** Opening Material for this exercise block **

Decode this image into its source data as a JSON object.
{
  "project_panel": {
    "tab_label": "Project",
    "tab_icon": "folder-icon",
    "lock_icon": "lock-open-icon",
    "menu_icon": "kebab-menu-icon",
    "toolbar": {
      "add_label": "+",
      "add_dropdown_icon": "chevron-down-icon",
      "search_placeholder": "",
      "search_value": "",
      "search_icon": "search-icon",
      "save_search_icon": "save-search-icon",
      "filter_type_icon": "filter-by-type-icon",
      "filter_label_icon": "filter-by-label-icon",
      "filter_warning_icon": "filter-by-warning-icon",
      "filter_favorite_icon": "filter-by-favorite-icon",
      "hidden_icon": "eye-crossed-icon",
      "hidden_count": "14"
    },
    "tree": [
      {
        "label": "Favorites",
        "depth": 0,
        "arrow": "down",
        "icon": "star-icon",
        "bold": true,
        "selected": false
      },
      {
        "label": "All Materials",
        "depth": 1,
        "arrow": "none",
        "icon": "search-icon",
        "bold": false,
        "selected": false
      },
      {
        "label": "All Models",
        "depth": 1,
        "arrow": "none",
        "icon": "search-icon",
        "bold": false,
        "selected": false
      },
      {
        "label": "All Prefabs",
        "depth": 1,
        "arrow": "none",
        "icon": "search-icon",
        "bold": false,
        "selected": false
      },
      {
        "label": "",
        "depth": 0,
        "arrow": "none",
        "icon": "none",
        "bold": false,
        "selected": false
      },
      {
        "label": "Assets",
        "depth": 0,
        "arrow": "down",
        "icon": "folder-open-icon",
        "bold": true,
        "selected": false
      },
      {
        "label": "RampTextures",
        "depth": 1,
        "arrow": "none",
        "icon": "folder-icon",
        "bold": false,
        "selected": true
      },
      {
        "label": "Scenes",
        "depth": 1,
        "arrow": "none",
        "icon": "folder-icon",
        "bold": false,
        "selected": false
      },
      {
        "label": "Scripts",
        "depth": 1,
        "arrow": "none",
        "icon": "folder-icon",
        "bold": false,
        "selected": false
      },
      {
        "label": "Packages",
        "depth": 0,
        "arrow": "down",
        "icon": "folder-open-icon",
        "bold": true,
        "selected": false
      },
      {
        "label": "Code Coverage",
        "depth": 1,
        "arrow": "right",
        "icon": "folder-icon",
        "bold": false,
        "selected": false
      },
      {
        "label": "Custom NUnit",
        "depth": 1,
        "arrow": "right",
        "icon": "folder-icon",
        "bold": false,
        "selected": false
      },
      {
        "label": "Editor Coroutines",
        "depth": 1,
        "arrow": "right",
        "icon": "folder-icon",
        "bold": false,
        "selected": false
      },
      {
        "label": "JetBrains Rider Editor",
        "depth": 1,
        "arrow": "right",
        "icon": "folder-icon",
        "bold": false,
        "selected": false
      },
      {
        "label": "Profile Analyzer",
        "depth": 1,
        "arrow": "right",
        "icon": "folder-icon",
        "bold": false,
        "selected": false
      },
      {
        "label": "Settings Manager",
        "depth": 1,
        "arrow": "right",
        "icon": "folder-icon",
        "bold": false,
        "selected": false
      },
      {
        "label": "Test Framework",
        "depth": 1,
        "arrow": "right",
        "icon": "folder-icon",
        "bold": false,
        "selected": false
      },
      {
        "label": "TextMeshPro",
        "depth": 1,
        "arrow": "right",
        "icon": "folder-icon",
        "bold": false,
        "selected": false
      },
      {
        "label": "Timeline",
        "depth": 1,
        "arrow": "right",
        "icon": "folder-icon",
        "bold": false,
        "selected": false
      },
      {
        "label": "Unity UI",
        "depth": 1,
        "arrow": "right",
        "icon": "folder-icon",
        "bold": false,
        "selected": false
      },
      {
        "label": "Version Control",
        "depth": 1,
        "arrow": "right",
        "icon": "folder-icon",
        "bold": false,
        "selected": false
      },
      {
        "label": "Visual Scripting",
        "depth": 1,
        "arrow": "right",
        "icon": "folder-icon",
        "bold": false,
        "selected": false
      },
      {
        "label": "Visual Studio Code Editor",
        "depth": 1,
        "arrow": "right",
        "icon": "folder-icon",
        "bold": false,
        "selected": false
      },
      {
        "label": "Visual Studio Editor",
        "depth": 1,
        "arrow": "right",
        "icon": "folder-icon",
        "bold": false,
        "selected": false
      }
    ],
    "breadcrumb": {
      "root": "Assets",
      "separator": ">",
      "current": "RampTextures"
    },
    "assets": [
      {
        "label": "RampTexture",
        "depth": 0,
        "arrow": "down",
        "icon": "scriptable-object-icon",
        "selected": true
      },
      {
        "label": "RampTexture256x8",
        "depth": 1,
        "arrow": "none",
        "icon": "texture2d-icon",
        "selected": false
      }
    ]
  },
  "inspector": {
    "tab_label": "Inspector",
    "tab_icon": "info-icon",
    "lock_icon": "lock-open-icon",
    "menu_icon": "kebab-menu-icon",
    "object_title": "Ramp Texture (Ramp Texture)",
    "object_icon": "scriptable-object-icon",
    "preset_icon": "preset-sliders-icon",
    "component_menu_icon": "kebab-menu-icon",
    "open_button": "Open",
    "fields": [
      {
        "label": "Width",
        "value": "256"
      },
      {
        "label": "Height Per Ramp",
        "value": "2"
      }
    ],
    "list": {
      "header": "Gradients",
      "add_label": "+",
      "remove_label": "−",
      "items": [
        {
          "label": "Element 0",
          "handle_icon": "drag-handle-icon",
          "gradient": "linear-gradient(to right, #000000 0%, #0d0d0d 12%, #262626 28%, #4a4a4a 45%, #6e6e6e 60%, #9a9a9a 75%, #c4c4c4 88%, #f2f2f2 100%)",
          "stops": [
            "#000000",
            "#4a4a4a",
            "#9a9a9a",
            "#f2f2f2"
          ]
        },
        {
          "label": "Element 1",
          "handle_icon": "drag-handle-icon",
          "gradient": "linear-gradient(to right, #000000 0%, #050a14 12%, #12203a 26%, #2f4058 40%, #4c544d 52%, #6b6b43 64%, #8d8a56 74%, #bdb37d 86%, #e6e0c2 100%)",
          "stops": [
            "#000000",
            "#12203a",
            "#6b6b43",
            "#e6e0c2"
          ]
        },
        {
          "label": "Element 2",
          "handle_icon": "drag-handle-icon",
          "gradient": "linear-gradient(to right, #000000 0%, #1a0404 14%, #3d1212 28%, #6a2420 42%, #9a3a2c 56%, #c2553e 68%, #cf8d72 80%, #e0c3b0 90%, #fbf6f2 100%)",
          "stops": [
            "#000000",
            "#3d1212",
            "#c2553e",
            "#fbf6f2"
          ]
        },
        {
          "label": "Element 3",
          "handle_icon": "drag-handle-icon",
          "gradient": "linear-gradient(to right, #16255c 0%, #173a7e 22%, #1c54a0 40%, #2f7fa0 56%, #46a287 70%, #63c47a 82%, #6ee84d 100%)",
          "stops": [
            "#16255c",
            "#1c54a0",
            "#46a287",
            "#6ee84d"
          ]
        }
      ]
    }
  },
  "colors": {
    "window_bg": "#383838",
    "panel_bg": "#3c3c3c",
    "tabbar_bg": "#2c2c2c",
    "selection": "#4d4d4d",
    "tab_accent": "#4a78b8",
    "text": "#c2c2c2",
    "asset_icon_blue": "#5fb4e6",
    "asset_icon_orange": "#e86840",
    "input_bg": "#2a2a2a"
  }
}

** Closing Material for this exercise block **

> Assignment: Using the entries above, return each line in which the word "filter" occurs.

> Task result:
      "filter_type_icon": "filter-by-type-icon",
      "filter_label_icon": "filter-by-label-icon",
      "filter_warning_icon": "filter-by-warning-icon",
      "filter_favorite_icon": "filter-by-favorite-icon",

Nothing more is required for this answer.